    Ok, so basically your opinion is that the Nimzo would suit a dynamic player striving for initiative but the QID might be harder to win with. To me, this seems true enough if White plays g3 and knows what he's doing. However, White really gives up the fight for a serious advantage. Fortunately, with Ba6, Black can get interesting and very diverse structures but the 9. Nbd2 variation main-line does seem very drawish. Here it is:

    1. d4 Nf6 2. c4 e6 3. Nf3 b6 4. g3 Ba6 5. b3 Bb4+ 6. Bd2 Be7 7. Bg2 c6 8. Bc3
    d5 9. Nbd2 Nbd7 10. O-O O-O 11. Re1 c5 12. e4 dxe4 13. Nxe4 Nxe4 14. Rxe4 Bb7
    15. Re3 Bf6 16. dxc5 Bxc3 17. Rxc3 Nxc5 18. b4 Qf6 (Ne4 works too, but this is more direct.) 19. Qd4 Ne4 20. Qxf6 gxf6
    21. Rd3 Rfc8 22. Nd2 f5



    The game is equal and greatly simplified, but the fight has barely begun. If Black wanted to complicate things more, he could have taken on c4 instead or played some rook move, or even refrained from Bb4+ and played BB7. However, this variation with dxe4 is the surest path to equality and almost guarantees a draw. If the White player is this unambitious and Black doesn't want to risk anything, this will have to do.

    What do you think?

    BTW: I've looked at the Modern Benoni and while it's certainly an interesting opening, I wouldn't want to use it as my primary weapon because I"m not sure I could play it reliably.
  11. 12 Nov '07 23:10 / 1 edit
    Here's how it would look if Ne4 instead of Qf6:

    1. d4 Nf6 2. c4 e6 3. Nf3 b6 4. g3 Ba6 5. b3 Bb4+ 6. Bd2 Be7 7. Bg2 c6 8. Bc3
    d5 9. Nbd2 Nbd7 10. O-O O-O 11. Re1 c5 12. e4 dxe4 13. Nxe4 Nxe4 14. Rxe4 Bb7
    15. Re3 Bf6 16. dxc5 Bxc3 17. Rxc3 Nxc5 18. b4 Ne4 19. Re3 (19. Rd3 Qf6 20. Qe1 a5! 21. Nd4 Qg6 22. bxa5 Nc5) Qf6 20. Qd4 Rfd8 21. Qxf6 gxf6 22. Rae1 f5



    White players must really not desire a win to play such variations. It is not so much Black's opening that is to blame as it is the White player.
  12. 12 Nov '07 23:54
    Since I can't put multiple diagrams in one post, here's how it looks after the 19. Rd3 variation I gave.

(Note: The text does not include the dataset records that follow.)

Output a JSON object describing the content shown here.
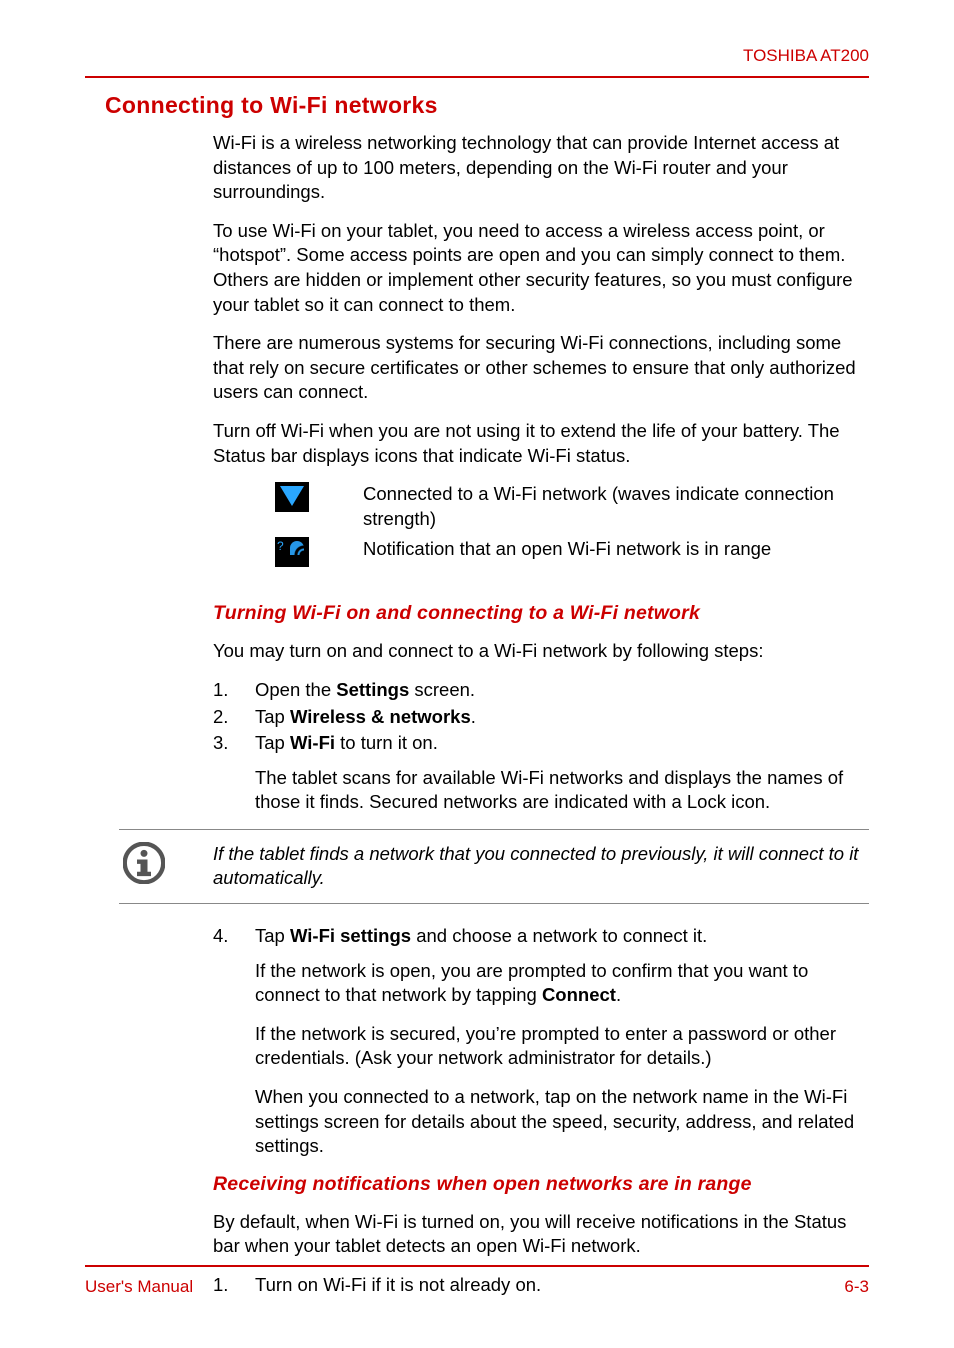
{
  "header": {
    "brand": "TOSHIBA AT200"
  },
  "section": {
    "title": "Connecting to Wi-Fi networks",
    "paras": [
      "Wi-Fi is a wireless networking technology that can provide Internet access at distances of up to 100 meters, depending on the Wi-Fi router and your surroundings.",
      "To use Wi-Fi on your tablet, you need to access a wireless access point, or “hotspot”. Some access points are open and you can simply connect to them. Others are hidden or implement other security features, so you must configure your tablet so it can connect to them.",
      "There are numerous systems for securing Wi-Fi connections, including some that rely on secure certificates or other schemes to ensure that only authorized users can connect.",
      "Turn off Wi-Fi when you are not using it to extend the life of your battery. The Status bar displays icons that indicate Wi-Fi status."
    ],
    "status_icons": [
      {
        "name": "wifi-connected-icon",
        "desc": "Connected to a Wi-Fi network (waves indicate connection strength)"
      },
      {
        "name": "open-wifi-available-icon",
        "desc": "Notification that an open Wi-Fi network is in range"
      }
    ]
  },
  "sub1": {
    "title": "Turning Wi-Fi on and connecting to a Wi-Fi network",
    "intro": "You may turn on and connect to a Wi-Fi network by following steps:",
    "steps_a": [
      {
        "num": "1.",
        "pre": "Open the ",
        "bold": "Settings",
        "post": " screen."
      },
      {
        "num": "2.",
        "pre": "Tap ",
        "bold": "Wireless & networks",
        "post": "."
      },
      {
        "num": "3.",
        "pre": "Tap ",
        "bold": "Wi-Fi",
        "post": " to turn it on."
      }
    ],
    "step3_sub": "The tablet scans for available Wi-Fi networks and displays the names of those it finds. Secured networks are indicated with a Lock icon.",
    "note": "If the tablet finds a network that you connected to previously, it will connect to it automatically.",
    "step4": {
      "num": "4.",
      "pre": "Tap ",
      "bold": "Wi-Fi settings",
      "post": " and choose a network to connect it."
    },
    "step4_subs": [
      {
        "pre": "If the network is open, you are prompted to confirm that you want to connect to that network by tapping ",
        "bold": "Connect",
        "post": "."
      },
      {
        "text": "If the network is secured, you’re prompted to enter a password or other credentials. (Ask your network administrator for details.)"
      },
      {
        "text": "When you connected to a network, tap on the network name in the Wi-Fi settings screen for details about the speed, security, address, and related settings."
      }
    ]
  },
  "sub2": {
    "title": "Receiving notifications when open networks are in range",
    "intro": "By default, when Wi-Fi is turned on, you will receive notifications in the Status bar when your tablet detects an open Wi-Fi network.",
    "steps": [
      {
        "num": "1.",
        "text": "Turn on Wi-Fi if it is not already on."
      }
    ]
  },
  "footer": {
    "left": "User's Manual",
    "right": "6-3"
  }
}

    My point is that however White tries, after 9. Nbd2 Black has an equal game with easy drawing chances.
  13. 13 Nov '07 04:29 / 1 edit
    Originally posted by exigentsky
    I have been studying the Art of Learning presentations by Waitzkin in the new Chessmaster. One thing he stressed was being true to yourself and playing chess that reflects that. I see myself as a fairly balanced player but with a strong preference for initiative, dynamic factors and attack when appropriate. My nightmare is having to sit on a position and ike to know how Nimzo/QID players here would define their style and what they play against e4.
    Against e4 I play the scilian mostly and if I do play e5 then I play the Berlin defense or if they play the italian opening I am starting to play the traxler when white has the balls to play into it.
  14. 14 Nov '07 23:29 / 1 edit
    I've found that dxc4 is pretty good at generating some winning chances against opponents that want less than nothing from the opening.

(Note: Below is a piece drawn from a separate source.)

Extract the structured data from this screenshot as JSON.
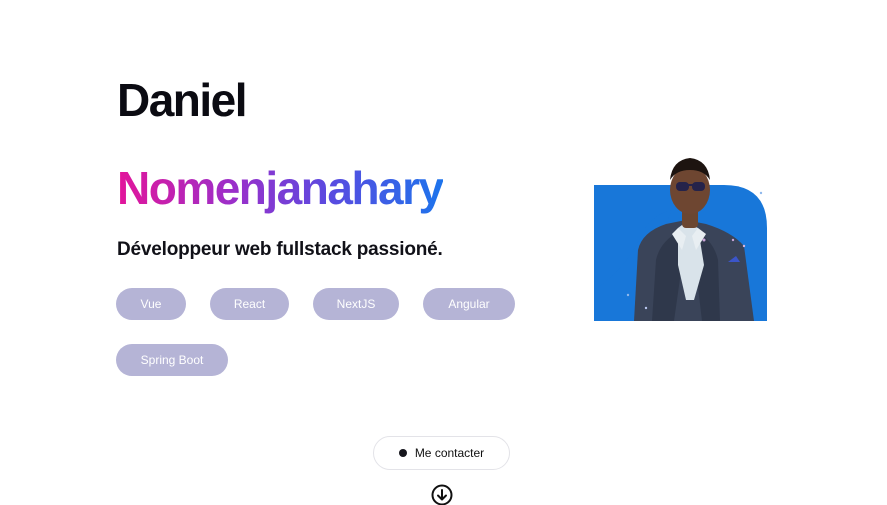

    Here is how it looks like with best (as far as I can figure) play from both sides:

    White to move

    1. d4 Nf6 2. c4 e6 3. Nf3 b6 4. g3 Ba6 5. b3 Bb4+ 6. Bd2 Be7 7. Bg2 c6 8. Bc3
    d5 9. Nbd2 Nbd7 10. O-O O-O 11. Re1 c5 12. e4 dxc4 13. Nxc4 Bb7 14. e5 Ne4 15.
    Bb2 b5 16. Ne3 Nb6 17. Nd2 cxd4 18. Nxe4 dxe3 19. Nf6+ gxf6 20. Bxb7 Rb8 21.
    Qg4+ Kh8

    But really, I doubt my opponents would know everything so the winning chances are probably even higher than in the above position.
  15. 14 Nov '07 23:37
    No, Nxf6 is way too cooperative. If White wants a draw he won't play that. So let's see after Rxe3:

    White to move

    1. d4 Nf6 2. c4 e6 3. Nf3 b6 4. g3 Ba6 5. b3 Bb4+ 6. Bd2 Be7 7. Bg2 c6 8. Bc3
    d5 9. Nbd2 Nbd7 10. O-O O-O 11. Re1 c5 12. e4 dxc4 13. Nxc4 Bb7 14. e5 Ne4 15.
    Bb2 b5 16. Ne3 Nb6 17. Nd2 cxd4 18. Nxe4 dxe3 19. Rxe3 Qxd1+ 20. Rxd1 Nd5 21.
    Red3 a5

    It's really annoying that there are White players that really seem to want to draw.